Promoting Tourism In Pakistan Requires Looking Beyond The Northern Areas

Promoting Tourism In Pakistan Requires Looking Beyond The Northern Areas
Pakistan’s geographical location serves as a double-edged sword. On one hand, it puts the country into hot waters because of vicious neighbors and thus into a battleground for regional and world powers with competing geo-political interests in the region. On the other hand, it makes Pakistan culturally, ethically and religiously diverse having influence of Central Asians and western countries owing to their numerous invasions. Arabs have had their significant influence over this region. More importantly, being part of Indus Valley civilization makes Pakistan a unique place that offers a lot to tourists from across the board.

Pakistan’s vast geographical terrain ranges from lavish coastal line including massive Indus Delta and desserts in south to snow-covered mountains with largest glaciers out of polar region in north. Cities such as Lahore are cultural hubs where history is imprinted over buildings, foods and life-styles. Besides, there is no dearth of World Heritage enlisted sites: Moen-Jo- Daro, Kot-Diji and Taxila just to name a few. In terms of religious tourism, Pakistan abodes holy sites of all regional religions. Katas Raj Temple and Kartarpur Gurdwara are sacred places for Hindus and Sikhs respectively. Budhists have holy places all over northern Pakistan especially in Taxila. There are also famous Sufi shrines that attract a large number of devotees from whole Pakistan and abroad.

Owing to this, Pakistan was ranked ‘The Best Holiday Destination for 2020’ and was also declared highest potential adventure destination by various international organizations. Despite having such a huge potential, it is ironic that Pakistan lags far behind India and Nepal in terms of foreign tourists and share of tourism to GDP. While regional average of tourism ratio in GDP is more than 3.5%, Pakistan’s ratio is still less than 2.5%.

This shows that there are some flaws in tourism promotional strategies and policies, mainly two. First, policy-makers fail to cater to the needs of foreign tourists. Second, obsession with traditional tourist sites- specifically northern Pakistan- has left a large part of the country unexplored and neglected.

It has been a folly on the part of the policy-makers who believe that international tourists come to see only natural beauty of the country. The matter of the fact is that apart from a small number of professional adventurists, majority wants a holistic holiday plan. Such a majority go out on holidays to relax, entertain and enjoy themselves. However, Pakistan fails to provide them any such facilities including accessibility to liquor, dancing bars, casinos and cinemas. Moreover, there are hardly any international standard recreational parks, Paragliding, skiing and other adventure sports opportunities.

Further, obsession with northern Pakistan has not only narrowed opportunities and options of tourism in Pakistan for both local and foreign tourists but has also caused devastation to tourism industry. While coastal tourism is the backbone of Maldives’ economy, the same is neglected in Pakistan which has more than 1100-KM long coast-line that constitutes numerous beaches. But due to lack of infrastructure and safe accommodation, Baluchistan’s coasts largely remain unexplored. Dubai has become a tourist paradise over the years despite the fact that the country is much less diverse in terms of geography, history and culture as compared to Pakistan. However, from dessert safari only, Dubai earns billions of dollars annually in contrast to Pakistan where no such proposal ever came to light.
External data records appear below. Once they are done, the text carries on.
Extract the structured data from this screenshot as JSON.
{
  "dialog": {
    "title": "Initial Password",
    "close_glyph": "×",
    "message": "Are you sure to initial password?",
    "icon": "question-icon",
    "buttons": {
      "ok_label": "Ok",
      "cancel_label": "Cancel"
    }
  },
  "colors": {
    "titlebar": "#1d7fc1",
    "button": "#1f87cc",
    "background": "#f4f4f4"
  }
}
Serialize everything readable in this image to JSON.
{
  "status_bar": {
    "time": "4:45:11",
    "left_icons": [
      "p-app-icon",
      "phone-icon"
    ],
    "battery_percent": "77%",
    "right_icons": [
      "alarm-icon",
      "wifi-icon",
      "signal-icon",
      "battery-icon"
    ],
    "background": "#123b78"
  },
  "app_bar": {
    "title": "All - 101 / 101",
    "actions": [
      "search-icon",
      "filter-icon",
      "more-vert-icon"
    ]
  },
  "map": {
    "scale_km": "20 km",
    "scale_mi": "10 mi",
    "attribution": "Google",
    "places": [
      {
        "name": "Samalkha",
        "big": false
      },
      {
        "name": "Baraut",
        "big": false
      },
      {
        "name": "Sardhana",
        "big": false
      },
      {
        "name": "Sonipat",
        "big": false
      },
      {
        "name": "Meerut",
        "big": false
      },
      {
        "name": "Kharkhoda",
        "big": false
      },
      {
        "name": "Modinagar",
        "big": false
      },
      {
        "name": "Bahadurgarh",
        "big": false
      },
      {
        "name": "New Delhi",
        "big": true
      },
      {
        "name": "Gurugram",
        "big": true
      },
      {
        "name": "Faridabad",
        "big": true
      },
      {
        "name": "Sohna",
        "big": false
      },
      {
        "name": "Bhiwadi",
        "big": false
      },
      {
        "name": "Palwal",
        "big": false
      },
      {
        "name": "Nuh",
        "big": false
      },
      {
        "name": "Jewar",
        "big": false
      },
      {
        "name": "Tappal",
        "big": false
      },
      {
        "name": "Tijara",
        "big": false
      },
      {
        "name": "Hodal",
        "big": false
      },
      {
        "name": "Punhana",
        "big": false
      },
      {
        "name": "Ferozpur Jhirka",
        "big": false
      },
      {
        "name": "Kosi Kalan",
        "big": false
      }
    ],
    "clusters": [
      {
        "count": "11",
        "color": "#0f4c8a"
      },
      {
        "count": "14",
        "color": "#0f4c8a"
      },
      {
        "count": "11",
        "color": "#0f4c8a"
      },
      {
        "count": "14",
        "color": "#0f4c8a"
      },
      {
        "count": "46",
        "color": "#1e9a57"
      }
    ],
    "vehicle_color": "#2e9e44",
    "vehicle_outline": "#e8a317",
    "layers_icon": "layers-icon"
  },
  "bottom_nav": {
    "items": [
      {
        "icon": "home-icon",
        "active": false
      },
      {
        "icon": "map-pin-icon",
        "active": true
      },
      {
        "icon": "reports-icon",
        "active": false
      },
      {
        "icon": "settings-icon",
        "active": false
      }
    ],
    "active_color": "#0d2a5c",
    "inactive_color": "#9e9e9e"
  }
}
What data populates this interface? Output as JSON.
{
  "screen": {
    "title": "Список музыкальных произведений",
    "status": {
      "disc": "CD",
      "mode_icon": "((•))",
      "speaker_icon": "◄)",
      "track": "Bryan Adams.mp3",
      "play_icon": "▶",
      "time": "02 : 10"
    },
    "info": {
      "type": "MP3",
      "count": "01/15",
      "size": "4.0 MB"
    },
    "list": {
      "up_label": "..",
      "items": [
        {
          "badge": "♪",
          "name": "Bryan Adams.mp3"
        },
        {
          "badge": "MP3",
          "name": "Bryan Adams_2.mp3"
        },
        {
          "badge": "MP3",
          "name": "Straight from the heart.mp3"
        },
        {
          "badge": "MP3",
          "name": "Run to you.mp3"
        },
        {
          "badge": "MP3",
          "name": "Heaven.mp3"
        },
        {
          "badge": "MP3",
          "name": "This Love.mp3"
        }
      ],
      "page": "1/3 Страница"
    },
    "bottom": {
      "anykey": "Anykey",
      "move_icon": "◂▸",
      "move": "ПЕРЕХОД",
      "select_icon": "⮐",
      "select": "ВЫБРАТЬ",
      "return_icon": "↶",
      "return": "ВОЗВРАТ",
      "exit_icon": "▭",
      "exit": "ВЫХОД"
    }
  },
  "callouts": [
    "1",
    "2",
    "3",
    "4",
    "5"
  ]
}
Religious and cultural tourism sector has also remained neglected. Holy sites of native religions have been discarded and no serious initiative has ever been taken to restore them in their original status. This has discouraged religious tourists from visiting their sacred places because temples are in bad shape and without much security and accommodation facilities for pilgrims. Contrary to this, conservative countries such as Saudi Arabia have protected its pre-Islamic heritage. Saudi Arabia, in its 2030 vision, plans to open up further and build a huge new city where liquor and other glamour activities would be available for foreigners. All of this is being done to diversify economy and to lessen dependence on oil. Needless to talk about Egypt- a Muslim-majority country- which is internationally identified through its Pharaoh and pyramids bringing in revenues worth billions of dollars.

Therefore, it is high time to learn from these countries and make tourism the backbone of economy to eradicate acute poverty. For that, there is a dire need of diversifying tourism in Pakistan rather than focusing on the north only. Besides, cultural and religious festivals need to be arranged and promoted by giving v-loggers easy access through relaxation in visa policies and issuance of NOCs on the same footing as given during Dubai Festival. Kalash’s annual cultural festival provides unique opportunity in this regard. Lastly, tourism should be eco-friendly; besides giving due consideration to the needs and sentiments of native people, local culture should be preserved and promoted. Out-of-box thinking is imperative in revitalizing and utilizing true potential of Pakistan.

Kashif Ali is a geologist-turned civil servant.  He holds a degree in Geology from University of Sindh. He has interest in global politics and current affairs and writes extensively on diverse subjects ranging from culture and education to religious extremism and public administration.